Blue-chip stocks are shares of large, established, and financially stable companies that have been around for a long time. The term "blue chip" comes from the game of poker, where a blue chip holds the highest value. On Wall Street, a blue-chip stock is usually a highly valued and well-known company with characteristics that benefit investors over the long run, such as stable cash flows and consistent dividends.
Blue-Chip Stock Stability
Most investors understand that blue-chip stocks have stable earnings. During an economic downturn, investors may turn to these perceived "safe havens" because of their steady nature. Some people believe that blue-chip companies can offer security during periods of slower growth due to their experienced executive teams combined with their ability to generate stable profits.
- The term "blue chip" comes from poker, where the blue chips hold the highest value.
- On Wall Street, blue-chip stocks are shares of large established companies with steady financials and consistent dividends.
- Since many blue chips are large familiar names, investors typically invest with confidence, believing that these stocks will be the first to rebound after a bear market.
- Consistent dividend payouts over the years can help add an element of stability to share prices as well.
A blue-chip stock is typically large in size (with a market capitalization in the billions) and a leader in its sector or industry. The company is usually a familiar and easily recognizable name, which gives investors a sense of added confidence when adding the stock to their portfolios. That's because, if stocks fall into a bear market, these well-established popular names will likely be among the first to recover. There is little risk that they will go out of business during an economic downturn.
Blue-Chips and Dividends
Since blue-chip shares are typically mature companies that have achieved large market caps, most pay dividends. Dividends represent a portion of the company's profits that are distributed to shareholders in the form of quarterly payments. Smaller companies that are growing fast typically retain all of their earnings in order to invest in future growth. These growth stocks may eventually pay dividends once they are of sufficient size and begin to see fewer opportunities to invest in themselves. At that point, they begin distributing excess earnings to their shareholders.
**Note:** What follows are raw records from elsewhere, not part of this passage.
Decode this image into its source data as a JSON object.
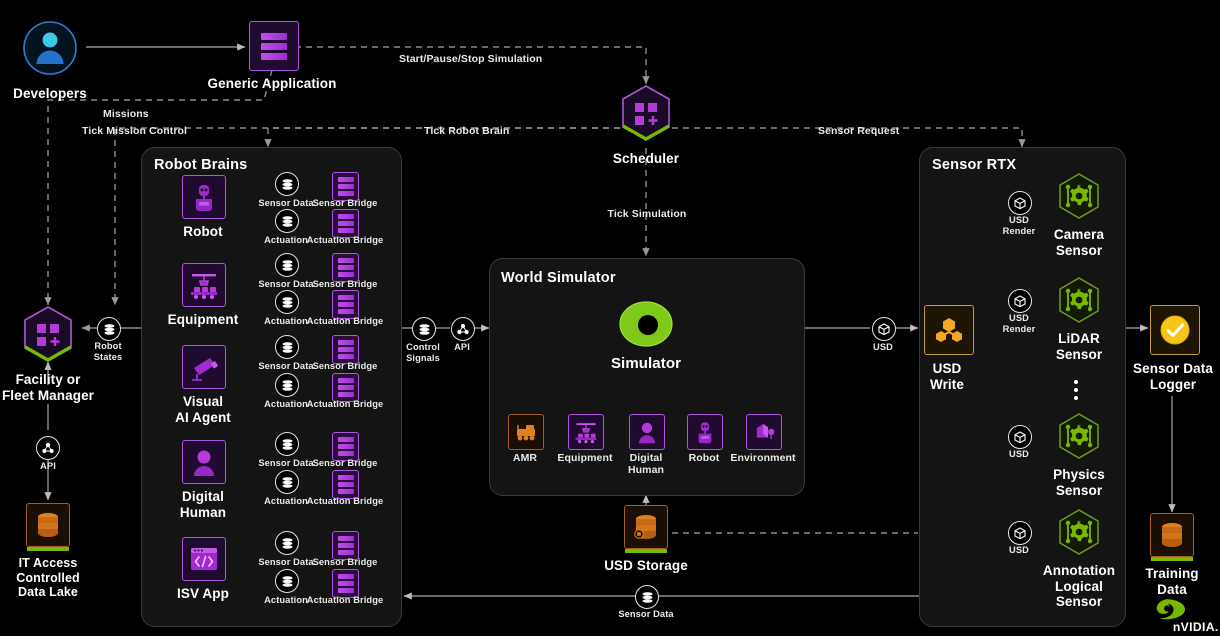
{
  "meta": {
    "brand": "NVIDIA",
    "bg": "#000000",
    "accent_purple": "#a95ad8",
    "accent_green": "#76b900",
    "accent_orange": "#e0811f",
    "accent_amber": "#f5a623"
  },
  "nodes": {
    "developers": {
      "label": "Developers",
      "icon": "person-circle-icon"
    },
    "generic_application": {
      "label": "Generic Application",
      "icon": "server-rack-icon"
    },
    "scheduler": {
      "label": "Scheduler",
      "icon": "hexagon-apps-icon"
    },
    "fleet_manager": {
      "label": "Facility or\nFleet Manager",
      "icon": "hexagon-apps-icon"
    },
    "data_lake": {
      "label": "IT Access\nControlled\nData Lake",
      "icon": "database-icon"
    },
    "usd_storage": {
      "label": "USD Storage",
      "icon": "database-usd-icon"
    },
    "usd_write": {
      "label": "USD\nWrite",
      "icon": "usd-write-icon"
    },
    "sensor_data_logger": {
      "label": "Sensor Data\nLogger",
      "icon": "check-circle-icon"
    },
    "training_data": {
      "label": "Training\nData",
      "icon": "database-icon"
    },
    "simulator": {
      "label": "Simulator",
      "icon": "torus-icon"
    }
  },
  "panels": {
    "robot_brains": {
      "title": "Robot Brains"
    },
    "world_simulator": {
      "title": "World Simulator"
    },
    "sensor_rtx": {
      "title": "Sensor RTX"
    }
  },
  "robot_brains": {
    "rows": [
      {
        "name": "Robot",
        "icon": "robot-icon",
        "sensor_data": "Sensor Data",
        "sensor_bridge": "Sensor Bridge",
        "actuation": "Actuation",
        "actuation_bridge": "Actuation Bridge"
      },
      {
        "name": "Equipment",
        "icon": "equipment-icon",
        "sensor_data": "Sensor Data",
        "sensor_bridge": "Sensor Bridge",
        "actuation": "Actuation",
        "actuation_bridge": "Actuation Bridge"
      },
      {
        "name": "Visual\nAI Agent",
        "icon": "camera-icon",
        "sensor_data": "Sensor Data",
        "sensor_bridge": "Sensor Bridge",
        "actuation": "Actuation",
        "actuation_bridge": "Actuation Bridge"
      },
      {
        "name": "Digital\nHuman",
        "icon": "digital-human-icon",
        "sensor_data": "Sensor Data",
        "sensor_bridge": "Sensor Bridge",
        "actuation": "Actuation",
        "actuation_bridge": "Actuation Bridge"
      },
      {
        "name": "ISV App",
        "icon": "code-window-icon",
        "sensor_data": "Sensor Data",
        "sensor_bridge": "Sensor Bridge",
        "actuation": "Actuation",
        "actuation_bridge": "Actuation Bridge"
      }
    ]
  },
  "world_simulator": {
    "assets": [
      {
        "label": "AMR",
        "icon": "amr-icon",
        "color": "#e0811f"
      },
      {
        "label": "Equipment",
        "icon": "equipment-icon",
        "color": "#a95ad8"
      },
      {
        "label": "Digital\nHuman",
        "icon": "digital-human-icon",
        "color": "#a95ad8"
      },
      {
        "label": "Robot",
        "icon": "robot-icon",
        "color": "#a95ad8"
      },
      {
        "label": "Environment",
        "icon": "environment-icon",
        "color": "#a95ad8"
      }
    ]
  },
  "sensor_rtx": {
    "sensors": [
      {
        "label": "Camera\nSensor",
        "badge": "USD\nRender",
        "icon": "sensor-hex-icon"
      },
      {
        "label": "LiDAR\nSensor",
        "badge": "USD\nRender",
        "icon": "sensor-hex-icon"
      },
      {
        "label": "Physics\nSensor",
        "badge": "USD",
        "icon": "sensor-hex-icon"
      },
      {
        "label": "Annotation\nLogical\nSensor",
        "badge": "USD",
        "icon": "sensor-hex-icon"
      }
    ],
    "ellipsis": "•"
  },
  "edges": {
    "start_pause_stop": "Start/Pause/Stop Simulation",
    "missions": "Missions",
    "tick_mission_control": "Tick Mission Control",
    "tick_robot_brain": "Tick Robot Brain",
    "tick_simulation": "Tick Simulation",
    "sensor_request": "Sensor Request",
    "robot_states": "Robot\nStates",
    "control_signals": "Control\nSignals",
    "api_mid": "API",
    "api_left": "API",
    "usd_mid": "USD",
    "sensor_data_bottom": "Sensor Data"
  }
}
Until then, a fast-growing or young company is not likely to pay any dividends.
A blue-chip stock, on the other hand, has seen increased and uninterrupted dividends over time. In the long run, the benefit to the shareholder from the dividend payments is portfolio income, regardless of the daily swings in the share price. Dividend payments can also help to protect against the adverse effects of inflation because dividends represent earnings, which can increase along with the general cost of living.
The Bottom Line
Blue-chip stocks typically have solid balance sheets, steady cash flows, proven business models, and a history of increasing dividends. For that reason, investors generally consider blue-chip stocks to be among the most secure stock investments because of their track records and performance history. So, while blue-chips are not immune from losses if the broader stock market enters a bearish phase, the idea is that these names will be less volatile than smaller growth companies and will also be the first to rebound when the market eventually recovers.